Re: League of Reason? PROVE YOURSELF!Fictionarious wrote:Good work, but can you come up with the better method now that I've added the stipulation I accidentally omitted (again, my apologies)? It's trivial if the odd ball is one of A to H, if the pan it was in originally went up, it's lighter, otherwise it's heavier. The only adjustment is if the first weighing is level, so you know the odd one is one of IJKL. You weigh ABC against IJK. If they're level, the odd ball is L, and you use your last weighing to weigh L against any other ball to determine whether it's lighter or heavier. If this second weighing is uneven, it tells you whether the odd ball is heavier or lighter. Use your last weighing to compare I with J. If they're level, K is odd, otherwise it's the (heavier/lighter) of I and J. "Anyone who cannot cope with mathematics is not fully human. At best he is a tolerable subhuman who has learned to wear shoes, bathe, and not make messes in the house."  Robert A. Heinlein, Time Enough for Love
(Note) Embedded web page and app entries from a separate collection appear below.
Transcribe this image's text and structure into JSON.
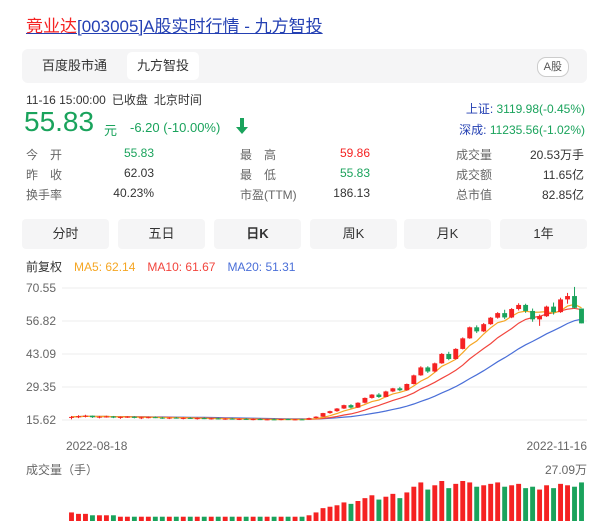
{
  "title": {
    "company": "竟业达",
    "rest": "[003005]A股实时行情 - 九方智投"
  },
  "tabs": [
    {
      "label": "百度股市通"
    },
    {
      "label": "九方智投"
    }
  ],
  "badge": "A股",
  "meta": {
    "datetime": "11-16 15:00:00",
    "status": "已收盘",
    "tz": "北京时间"
  },
  "quote": {
    "price": "55.83",
    "unit": "元",
    "change": "-6.20 (-10.00%)"
  },
  "indices": [
    {
      "name": "上证:",
      "value": "3119.98(-0.45%)"
    },
    {
      "name": "深成:",
      "value": "11235.56(-1.02%)"
    }
  ],
  "stats": {
    "open_label": "今　开",
    "open": "55.83",
    "prev_label": "昨　收",
    "prev": "62.03",
    "turnover_label": "换手率",
    "turnover": "40.23%",
    "high_label": "最　高",
    "high": "59.86",
    "low_label": "最　低",
    "low": "55.83",
    "pe_label": "市盈(TTM)",
    "pe": "186.13",
    "vol_label": "成交量",
    "vol": "20.53万手",
    "amt_label": "成交额",
    "amt": "11.65亿",
    "mcap_label": "总市值",
    "mcap": "82.85亿"
  },
  "periods": [
    "分时",
    "五日",
    "日K",
    "周K",
    "月K",
    "1年"
  ],
  "active_period": 2,
  "legend": {
    "adj": "前复权",
    "ma5": "MA5: 62.14",
    "ma10": "MA10: 61.67",
    "ma20": "MA20: 51.31"
  },
  "colors": {
    "up": "#f52222",
    "down": "#1aa35c",
    "ma5": "#f5a623",
    "ma10": "#f2453d",
    "ma20": "#4a6fd8",
    "link": "#2440b3"
  },
  "chart_data": {
    "type": "candlestick",
    "y_ticks": [
      "70.55",
      "56.82",
      "43.09",
      "29.35",
      "15.62"
    ],
    "ylim": [
      15.62,
      70.55
    ],
    "x_labels": [
      "2022-08-18",
      "2022-11-16"
    ],
    "volume_label": "成交量（手）",
    "volume_max": "27.09万",
    "candles": [
      [
        16.6,
        17.3,
        15.9,
        16.9
      ],
      [
        16.9,
        17.6,
        16.4,
        17.2
      ],
      [
        17.2,
        17.8,
        16.7,
        17.4
      ],
      [
        17.4,
        17.5,
        16.5,
        16.8
      ],
      [
        16.8,
        17.3,
        16.3,
        17.0
      ],
      [
        17.0,
        17.4,
        16.6,
        17.1
      ],
      [
        17.1,
        17.3,
        16.4,
        16.6
      ],
      [
        16.6,
        17.0,
        16.1,
        16.9
      ],
      [
        16.9,
        17.2,
        16.5,
        17.0
      ],
      [
        17.0,
        17.2,
        16.3,
        16.5
      ],
      [
        16.5,
        16.9,
        16.0,
        16.7
      ],
      [
        16.7,
        17.0,
        16.3,
        16.8
      ],
      [
        16.8,
        17.1,
        16.4,
        16.6
      ],
      [
        16.6,
        16.9,
        16.1,
        16.4
      ],
      [
        16.4,
        16.8,
        16.0,
        16.6
      ],
      [
        16.6,
        16.9,
        16.2,
        16.3
      ],
      [
        16.3,
        16.7,
        15.9,
        16.5
      ],
      [
        16.5,
        16.8,
        16.1,
        16.2
      ],
      [
        16.2,
        16.6,
        15.8,
        16.4
      ],
      [
        16.4,
        16.7,
        16.0,
        16.1
      ],
      [
        16.1,
        16.5,
        15.8,
        16.3
      ],
      [
        16.3,
        16.6,
        15.9,
        16.0
      ],
      [
        16.0,
        16.4,
        15.7,
        16.2
      ],
      [
        16.2,
        16.5,
        15.8,
        15.9
      ],
      [
        15.9,
        16.3,
        15.6,
        16.1
      ],
      [
        16.1,
        16.4,
        15.7,
        15.8
      ],
      [
        15.8,
        16.2,
        15.5,
        16.0
      ],
      [
        16.0,
        16.3,
        15.6,
        15.7
      ],
      [
        15.7,
        16.1,
        15.5,
        15.9
      ],
      [
        15.9,
        16.2,
        15.6,
        15.8
      ],
      [
        15.8,
        16.1,
        15.5,
        16.0
      ],
      [
        16.0,
        16.2,
        15.6,
        15.7
      ],
      [
        15.7,
        16.0,
        15.5,
        15.9
      ],
      [
        15.9,
        16.1,
        15.6,
        15.8
      ],
      [
        15.8,
        16.6,
        15.7,
        16.4
      ],
      [
        16.4,
        17.2,
        16.2,
        17.0
      ],
      [
        17.0,
        18.6,
        16.9,
        18.5
      ],
      [
        18.5,
        19.5,
        18.2,
        19.3
      ],
      [
        19.3,
        20.6,
        19.0,
        20.4
      ],
      [
        20.4,
        22.0,
        20.2,
        21.8
      ],
      [
        21.8,
        22.2,
        20.4,
        20.8
      ],
      [
        20.8,
        23.0,
        20.6,
        22.8
      ],
      [
        22.8,
        25.0,
        22.5,
        24.8
      ],
      [
        24.8,
        26.4,
        24.5,
        26.2
      ],
      [
        26.2,
        26.8,
        24.8,
        25.2
      ],
      [
        25.2,
        27.8,
        25.0,
        27.5
      ],
      [
        27.5,
        29.0,
        27.2,
        28.8
      ],
      [
        28.8,
        29.4,
        27.6,
        28.0
      ],
      [
        28.0,
        30.8,
        27.8,
        30.6
      ],
      [
        30.6,
        34.5,
        30.4,
        34.2
      ],
      [
        34.2,
        38.0,
        34.0,
        37.5
      ],
      [
        37.5,
        38.0,
        35.2,
        35.8
      ],
      [
        35.8,
        39.5,
        35.5,
        39.2
      ],
      [
        39.2,
        43.5,
        39.0,
        43.1
      ],
      [
        43.1,
        44.0,
        40.5,
        41.0
      ],
      [
        41.0,
        45.5,
        40.8,
        45.2
      ],
      [
        45.2,
        50.0,
        45.0,
        49.6
      ],
      [
        49.6,
        54.5,
        49.4,
        54.2
      ],
      [
        54.2,
        55.0,
        51.8,
        52.5
      ],
      [
        52.5,
        56.0,
        52.2,
        55.5
      ],
      [
        55.5,
        58.5,
        55.2,
        58.2
      ],
      [
        58.2,
        60.5,
        57.8,
        60.1
      ],
      [
        60.1,
        61.5,
        57.6,
        58.3
      ],
      [
        58.3,
        62.2,
        58.0,
        61.8
      ],
      [
        61.8,
        64.2,
        61.2,
        63.5
      ],
      [
        63.5,
        64.0,
        60.2,
        61.0
      ],
      [
        61.0,
        62.0,
        56.5,
        57.5
      ],
      [
        57.5,
        59.5,
        54.8,
        58.8
      ],
      [
        58.8,
        63.2,
        58.5,
        62.8
      ],
      [
        62.8,
        64.5,
        59.5,
        60.5
      ],
      [
        60.5,
        66.5,
        60.2,
        65.8
      ],
      [
        65.8,
        68.5,
        64.0,
        67.2
      ],
      [
        67.2,
        71.0,
        62.0,
        62.3
      ],
      [
        62.0,
        62.03,
        55.83,
        55.83
      ]
    ],
    "volumes": [
      6,
      5,
      5,
      4,
      4,
      4,
      4,
      3,
      3,
      3,
      3,
      3,
      3,
      3,
      3,
      3,
      3,
      3,
      3,
      3,
      3,
      3,
      3,
      3,
      3,
      3,
      3,
      3,
      3,
      3,
      3,
      3,
      3,
      3,
      4,
      6,
      9,
      10,
      11,
      13,
      12,
      14,
      16,
      18,
      15,
      17,
      19,
      16,
      20,
      24,
      27,
      22,
      25,
      28,
      23,
      26,
      28,
      27,
      24,
      25,
      26,
      27,
      24,
      25,
      26,
      23,
      24,
      22,
      25,
      23,
      26,
      25,
      24,
      27
    ]
  }
}
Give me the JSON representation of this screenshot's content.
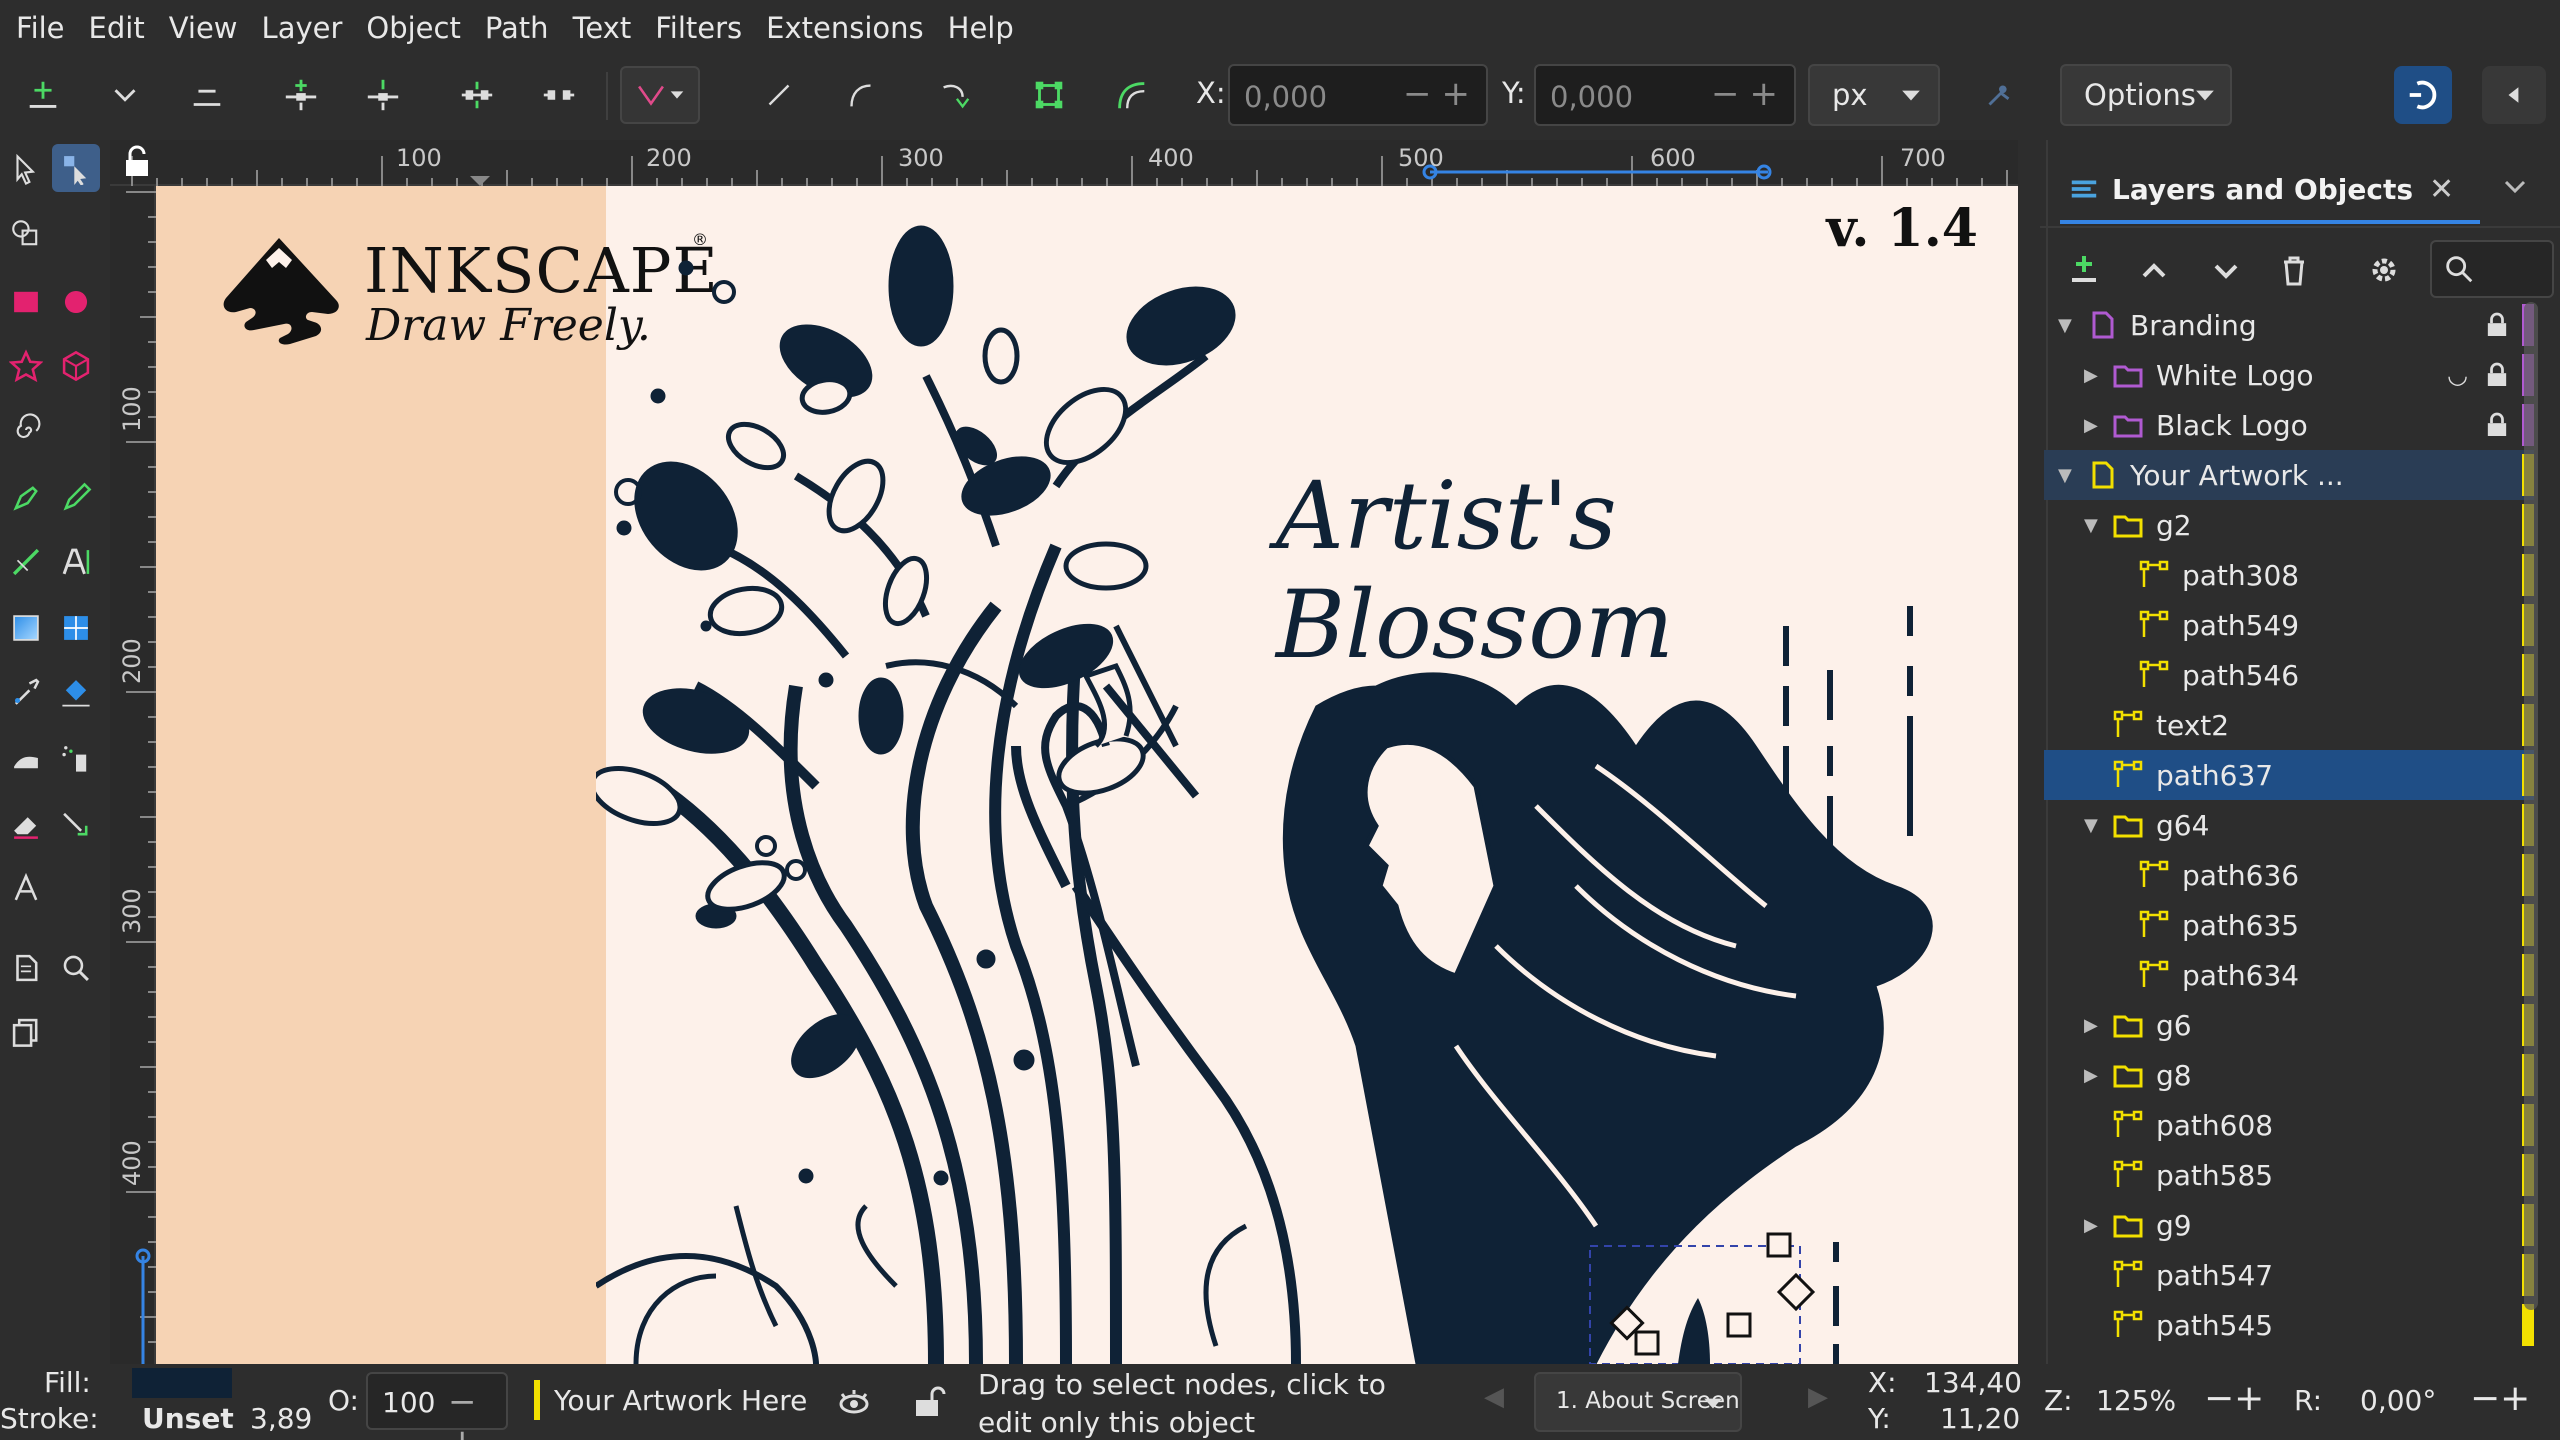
{
  "menu": [
    "File",
    "Edit",
    "View",
    "Layer",
    "Object",
    "Path",
    "Text",
    "Filters",
    "Extensions",
    "Help"
  ],
  "toolbar": {
    "x_label": "X:",
    "x_value": "0,000",
    "y_label": "Y:",
    "y_value": "0,000",
    "unit": "px",
    "options_label": "Options"
  },
  "rulers": {
    "h_ticks": [
      "100",
      "200",
      "300",
      "400",
      "500",
      "600",
      "700"
    ],
    "v_ticks": [
      "100",
      "200",
      "300",
      "400"
    ]
  },
  "artwork": {
    "logo_name": "INKSCAPE",
    "logo_reg": "®",
    "tagline": "Draw Freely.",
    "version": "v. 1.4",
    "title": "Artist's Blossom"
  },
  "dock": {
    "tab_title": "Layers and Objects",
    "colors": {
      "purple": "#b05ad1",
      "yellow": "#f2e000",
      "selection": "#1f4e86"
    },
    "rows": [
      {
        "label": "Branding",
        "type": "layer",
        "depth": 0,
        "expander": "open",
        "lock": true,
        "hidden": false,
        "color": "purple"
      },
      {
        "label": "White Logo",
        "type": "sublayer",
        "depth": 1,
        "expander": "closed",
        "lock": true,
        "hidden": true,
        "color": "purple"
      },
      {
        "label": "Black Logo",
        "type": "sublayer",
        "depth": 1,
        "expander": "closed",
        "lock": true,
        "hidden": false,
        "color": "purple"
      },
      {
        "label": "Your Artwork ...",
        "type": "layer",
        "depth": 0,
        "expander": "open",
        "lock": false,
        "hidden": false,
        "color": "yellow",
        "highlight": true
      },
      {
        "label": "g2",
        "type": "group",
        "depth": 1,
        "expander": "open",
        "color": "yellow"
      },
      {
        "label": "path308",
        "type": "path",
        "depth": 2,
        "color": "yellow"
      },
      {
        "label": "path549",
        "type": "path",
        "depth": 2,
        "color": "yellow"
      },
      {
        "label": "path546",
        "type": "path",
        "depth": 2,
        "color": "yellow"
      },
      {
        "label": "text2",
        "type": "path",
        "depth": 1,
        "color": "yellow"
      },
      {
        "label": "path637",
        "type": "path",
        "depth": 1,
        "color": "yellow",
        "selected": true
      },
      {
        "label": "g64",
        "type": "group",
        "depth": 1,
        "expander": "open",
        "color": "yellow"
      },
      {
        "label": "path636",
        "type": "path",
        "depth": 2,
        "color": "yellow"
      },
      {
        "label": "path635",
        "type": "path",
        "depth": 2,
        "color": "yellow"
      },
      {
        "label": "path634",
        "type": "path",
        "depth": 2,
        "color": "yellow"
      },
      {
        "label": "g6",
        "type": "group",
        "depth": 1,
        "expander": "closed",
        "color": "yellow"
      },
      {
        "label": "g8",
        "type": "group",
        "depth": 1,
        "expander": "closed",
        "color": "yellow"
      },
      {
        "label": "path608",
        "type": "path",
        "depth": 1,
        "color": "yellow"
      },
      {
        "label": "path585",
        "type": "path",
        "depth": 1,
        "color": "yellow"
      },
      {
        "label": "g9",
        "type": "group",
        "depth": 1,
        "expander": "closed",
        "color": "yellow"
      },
      {
        "label": "path547",
        "type": "path",
        "depth": 1,
        "color": "yellow"
      },
      {
        "label": "path545",
        "type": "path",
        "depth": 1,
        "color": "yellow"
      }
    ]
  },
  "status": {
    "fill_label": "Fill:",
    "stroke_label": "Stroke:",
    "stroke_value": "Unset",
    "stroke_width": "3,89",
    "opacity_label": "O:",
    "opacity_value": "100",
    "layer_name": "Your Artwork Here",
    "message": "Drag to select nodes, click to edit only this object",
    "page_select": "1. About Screen",
    "cursor_x_label": "X:",
    "cursor_x": "134,40",
    "cursor_y_label": "Y:",
    "cursor_y": "11,20",
    "zoom_label": "Z:",
    "zoom_value": "125%",
    "rotation_label": "R:",
    "rotation_value": "0,00°"
  }
}
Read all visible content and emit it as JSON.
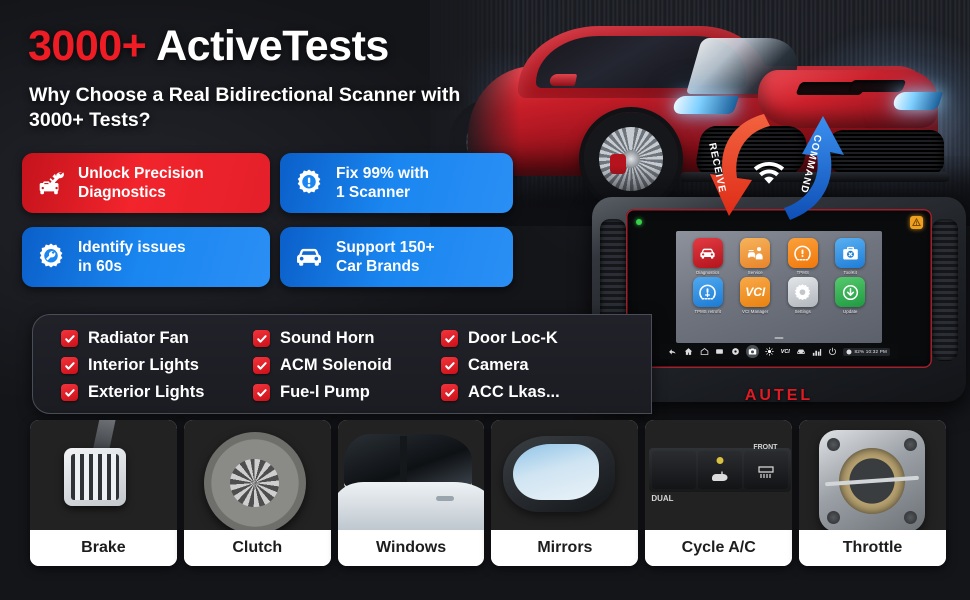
{
  "headline": {
    "number": "3000+",
    "rest": " ActiveTests",
    "subheading": "Why Choose a Real Bidirectional Scanner\nwith 3000+ Tests?"
  },
  "features": [
    {
      "icon": "car-repair-icon",
      "color": "#ee2029",
      "style": "red",
      "label": "Unlock Precision\nDiagnostics"
    },
    {
      "icon": "gear-alert-icon",
      "color": "#1a86f0",
      "style": "blue",
      "label": "Fix 99% with\n1 Scanner"
    },
    {
      "icon": "gear-wrench-icon",
      "color": "#1a86f0",
      "style": "blue",
      "label": "Identify issues\nin 60s"
    },
    {
      "icon": "car-icon",
      "color": "#1a86f0",
      "style": "blue",
      "label": "Support 150+\nCar Brands"
    }
  ],
  "checklist": {
    "check_color": "#e4141e",
    "items": [
      "Radiator Fan",
      "Sound Horn",
      "Door Loc-K",
      "Interior Lights",
      "ACM Solenoid",
      "Camera",
      "Exterior Lights",
      "Fue-l Pump",
      "ACC Lkas..."
    ]
  },
  "arrows": {
    "receive": {
      "label": "RECEIVE",
      "color": "#e8402c"
    },
    "command": {
      "label": "COMMAND",
      "color": "#1668d8"
    },
    "signal_icon": "wifi-icon"
  },
  "device": {
    "brand": "AUTEL",
    "status_led": "power-led-icon",
    "warning_led": "warning-icon",
    "apps": [
      {
        "name": "Diagnostics",
        "icon": "car-icon",
        "color": "#d7232c"
      },
      {
        "name": "Service",
        "icon": "service-icon",
        "color": "#f2a03c"
      },
      {
        "name": "TPMS",
        "icon": "tire-pressure-icon",
        "color": "#f68a1e"
      },
      {
        "name": "ToolKit",
        "icon": "toolbox-icon",
        "color": "#2f96e8"
      },
      {
        "name": "TPMS retrofit",
        "icon": "tire-pressure-icon",
        "color": "#2f96e8"
      },
      {
        "name": "VCI Manager",
        "icon": "vci-icon",
        "color": "#f2922e"
      },
      {
        "name": "Settings",
        "icon": "gear-icon",
        "color": "#c9ccd1"
      },
      {
        "name": "Update",
        "icon": "download-icon",
        "color": "#35b254"
      }
    ],
    "taskbar_icons": [
      "back-icon",
      "home-icon",
      "house-icon",
      "apps-icon",
      "location-icon",
      "camera-icon",
      "brightness-icon",
      "vci-icon",
      "car-icon",
      "data-icon",
      "power-icon"
    ],
    "status_text": "82%  10:32 PM"
  },
  "thumbnails": [
    {
      "label": "Brake",
      "image": "brake-pedal-photo"
    },
    {
      "label": "Clutch",
      "image": "clutch-disc-photo"
    },
    {
      "label": "Windows",
      "image": "car-windows-photo"
    },
    {
      "label": "Mirrors",
      "image": "side-mirror-photo"
    },
    {
      "label": "Cycle A/C",
      "image": "ac-buttons-photo"
    },
    {
      "label": "Throttle",
      "image": "throttle-body-photo"
    }
  ],
  "ac_photo_labels": {
    "dual": "DUAL",
    "front": "FRONT"
  }
}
Mon Aug 10, 2009 12:05 am 

Re: League of Reason? PROVE YOURSELF!
when I say "up" and "down", I mean that when one is holding the paper they way you started out, with one and in each hand, you'll wind up with some of the creases "pointing" down and the rest "pointing" up. Another way to think about it is if you were traveling along the edge of the paper from left to right, an "up" crease would be a right turn and a "down" crease would be a left turn. So considered on its own, an "up" looks like ^ and a "down" looks like v. Sorry, I should have been more clear. And yes, you'll always wind up with an odd number of creases.


Mon Aug 10, 2009 12:17 am 

Re: League of Reason? PROVE YOURSELF!
Indeed, Marcus, you are proving to be quite a challenger.
Still working on your n logician question... TAD  Ah, that makes sense. I was imagining the paper from a birds eye view. Blushing is the complexion of virtue
My severely understaffed and undernourished YouTube Account: http://www.youtube.com/user/bobin26 

Mon Aug 10, 2009 12:20 am